Michael Jackson was a child star who never had a childhood.
I can’t imagine growing up with so much fame that you could never develop a natural childhood that eventually flows into adult relationships. Everyone wants to be your friend. Eventually, you grow up with a large multitude of acquaintances, and question the motives of lost and current relationships.
Fred Astaire, Frank Sinatra, Elvis Presley… Like Michael, were giants in their day. Today’s generation doesn’t see the similarities, but they are there. Every superstar will eventually face the same fate. I was shocked to learn of his death, and shared with much of the world the sense of loss with Michael’s death.
An interesting note about death is a sense of mortality.

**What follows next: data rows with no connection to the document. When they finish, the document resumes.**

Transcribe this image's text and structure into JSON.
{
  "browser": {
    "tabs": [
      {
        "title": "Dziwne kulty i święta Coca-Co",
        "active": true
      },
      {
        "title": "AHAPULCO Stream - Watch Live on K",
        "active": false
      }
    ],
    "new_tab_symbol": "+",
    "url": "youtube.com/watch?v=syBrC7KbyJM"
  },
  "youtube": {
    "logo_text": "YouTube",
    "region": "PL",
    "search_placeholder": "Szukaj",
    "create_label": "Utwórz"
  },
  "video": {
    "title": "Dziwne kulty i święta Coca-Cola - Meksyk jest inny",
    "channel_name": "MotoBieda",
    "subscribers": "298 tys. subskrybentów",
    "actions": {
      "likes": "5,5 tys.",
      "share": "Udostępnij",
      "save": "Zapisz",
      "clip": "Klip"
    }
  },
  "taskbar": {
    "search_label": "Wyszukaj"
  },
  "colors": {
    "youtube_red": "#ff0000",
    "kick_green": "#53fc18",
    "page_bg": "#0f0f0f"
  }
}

God often reminds us our days are numbered. Michael’s death was sudden and caused those who knew him, or knew of him, to emotionally recoil. The loved ones of Farrah Fawcett knew the end was near, however, you are never fully prepared.
I am several years younger than Michael and like millions of others grew up listening to his music. Michael was a great songwriter and composer. Like The Beatles, his music will be set to tribute and re-written for decades to come.
More important than the music is the man.
I remembered when my father died and the feeling I experienced going through all his personal belongings. It felt strange knowing that everything left behind was in some way important to him, they were a part of him.
As listeners and fans, all we have is Michael’s music. We feel the loss and want to connect. We want to re-experience his music, listen to his well-known lyrics with a wiser mind.
The music will pass.
His amassed wealth will most likely dwindle before getting dispersed to a second family generation.
We have no Earthly possessions which last.
The Bible teaches us that love and wisdom will bless many generations.
Not just the emotional love, even the most evil person knows how to display love, but a life and love, of God and for God.
We are living in an imperfect, fallen world. We all question the “why” of death. I don’t know his relationship with God, only God knows the spirit, mind and soul of a man.
The legacy of Michael is now his children. We must pray they survive the circus that caused their father to lose his childhood and innocence. We must pray for his family. Perhaps the “why” of his death will cause them to question life, and discover God’s grace and wisdom.
Over the next several years, Hollywood will dig for enough dirt to make several made-for-television movies and motion pictures until the next one falls.
However, we serve the only One.